Once you have analysed your outgoings and determined your monthly budget, it’s time to get to work! If your budget seems tight, don’t panic, there are lots of easy ways to cut down your spending. MSE’s Money Makeover could help you to save £1000s after just a day of dedication to the cause. Step 2 of the makeover sets out a list of ‘pain-free savings’, a directory of MoneySaving guides helping you to find the best deals for your household bills, debt costs and personal bills. The guide also details ways to boost your income by taking advantage of different schemes, grants and offers.
MSE also offers a tool called The Demotivator. The webpage shows you just how much you spend on non-essentials and helps you stop when you can’t afford it. By inputting details of your non-essential spending, the site will calculate the amount you spend per year on that item, as well as the number of working days it would take to pay for your unnecessary purchases – stressful stuff!
Another quick and easy way to reduce your outgoings is to set ‘no spend’ days. Simply, these are days where you do not allow yourself to spend any money. Aim for one or two ‘no-spend’ days per week. This gives you an incentive to avoid the lunch time meal deal or the taxi fare home.
Also, look out for free loyalty cards (not branded credit cards!), sign up to marketing emails and get on social media to find out about offers on day-to-day purchases. For more savings, check out Save The Student’s Free Stuff List for details of the best freebies in the UK.
Saving money can be difficult, especially when you are working to a restrictive budget. But if you reduce your non-essential outgoings and cut your bills, you will be in a good position to save.
One method to make saving seem more feasible for those with a smaller income is called ‘skimming’. Any time you receive a payment, cash gift, or your wages, you simply skim a set amount of money off the top and put it straight into your savings account. The amount you move over can be a small percentage of the income, or the amount that rounds it down to the nearest £10. For instance, a payment of £108.96 would be taken as £100 and £8.96 would be moved to your savings. The ‘skimmed’ amount should be whatever seems feasible for you. The key here is to be consistent and to avoid dipping into that savings pot.
Another way to make saving easier is to set up a standing order with your bank.
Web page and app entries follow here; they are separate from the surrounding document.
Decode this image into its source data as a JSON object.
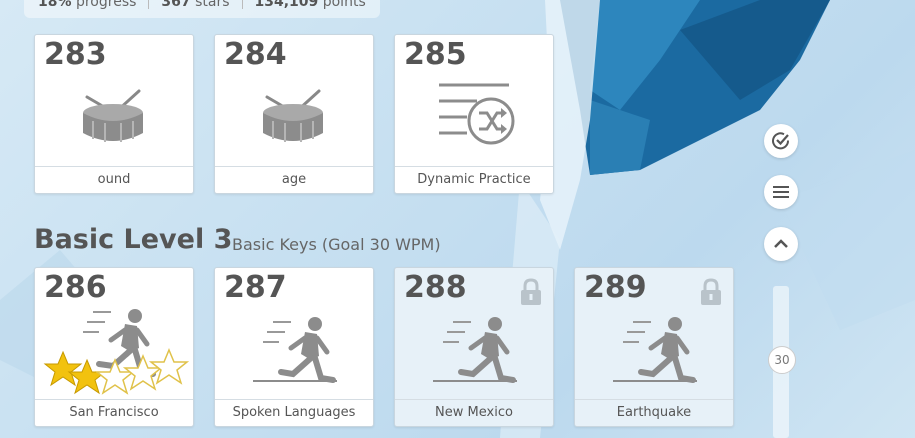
{
  "stats": {
    "progress_value": "18%",
    "progress_label": "progress",
    "stars_value": "367",
    "stars_label": "stars",
    "points_value": "134,109",
    "points_label": "points"
  },
  "lessons_top": [
    {
      "number": "283",
      "label": "ound",
      "icon": "drum-icon",
      "locked": false
    },
    {
      "number": "284",
      "label": "age",
      "icon": "drum-icon",
      "locked": false
    },
    {
      "number": "285",
      "label": "Dynamic Practice",
      "icon": "shuffle-practice-icon",
      "locked": false
    }
  ],
  "section": {
    "title": "Basic Level 3",
    "subtitle": "Basic Keys (Goal 30 WPM)"
  },
  "lessons_bottom": [
    {
      "number": "286",
      "label": "San Francisco",
      "icon": "runner-icon",
      "locked": false,
      "stars": 2,
      "stars_total": 5
    },
    {
      "number": "287",
      "label": "Spoken Languages",
      "icon": "runner-icon",
      "locked": false
    },
    {
      "number": "288",
      "label": "New Mexico",
      "icon": "runner-icon",
      "locked": true
    },
    {
      "number": "289",
      "label": "Earthquake",
      "icon": "runner-icon",
      "locked": true
    }
  ],
  "sidebar": {
    "check_icon": "check-circle-icon",
    "menu_icon": "menu-icon",
    "up_icon": "chevron-up-icon",
    "scroll_value": "30"
  },
  "colors": {
    "accent_blue": "#1d6fa5",
    "star_gold": "#f2c20f",
    "icon_gray": "#8c8c8c"
  }
}
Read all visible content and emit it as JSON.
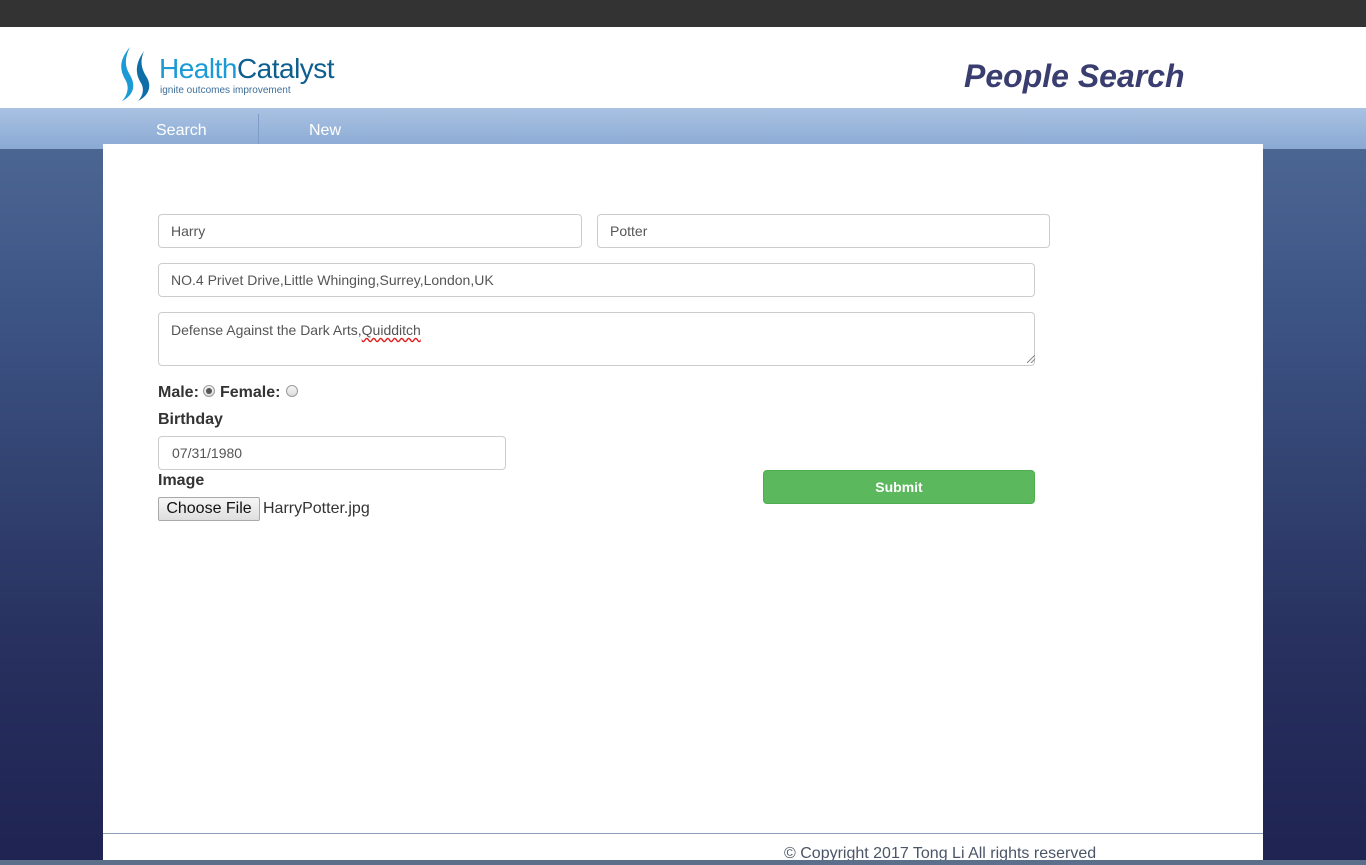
{
  "header": {
    "logo_health": "Health",
    "logo_catalyst": "Catalyst",
    "logo_tagline": "ignite outcomes improvement",
    "page_title": "People Search"
  },
  "nav": {
    "items": [
      {
        "label": "Search"
      },
      {
        "label": "New"
      }
    ]
  },
  "form": {
    "first_name": "Harry",
    "last_name": "Potter",
    "address": "NO.4 Privet Drive,Little Whinging,Surrey,London,UK",
    "interests_prefix": "Defense Against the Dark Arts,",
    "interests_misspelled": "Quidditch",
    "male_label": "Male:",
    "female_label": "Female:",
    "gender_selected": "Male",
    "birthday_label": "Birthday",
    "birthday": "07/31/1980",
    "image_label": "Image",
    "choose_file_label": "Choose File",
    "file_name": "HarryPotter.jpg",
    "submit_label": "Submit"
  },
  "footer": {
    "copyright": "© Copyright 2017 Tong Li All rights reserved"
  },
  "colors": {
    "title": "#3a3d70",
    "submit": "#5cb85c",
    "topbar": "#333333",
    "nav": "#9ab5dc"
  }
}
Banking apps like Moneybox help you to save and invest for your future by allowing you to set up weekly payments into your savings account. In a year, transferring £5 per week into your savings account would accumulate to a £260 asset for the future. Moneybox also allows you to round your everyday purchases to the nearest pound, putting the change into your savings account. This way, for every £2.40 you spend on your morning coffee, 60p goes straight into your savings pot.
It is also important to make the most of pension schemes that are offered to you. This method of saving may not offer you funds that are directly accessible, but your pension is a valuable asset. Speak to the HR department at your workplace to make sure you are taking full advantage of the schemes available. The Citizens Advice Bureau also has useful information to help you to better understand your pension, how to add to it and when to use it.
It may seem daunting but don’t put off taking control of your finances, start today. There are lots of great advice websites, including this one, moneynerd.co.uk, but always remember each person’s circumstances are unique and work out what’s best for you.
And while you’re in a money-saving mood, check out these free classic kids games to keep your family entertained without spending a penny.
I WILL BE ETERNALLY GRATEFUL. AMANDA MAKES YOU FEEL LIKE YOU ARE HER ONLY CLIENT AND HOLDS YOUR HAND TO GUIDE YOU THROUGH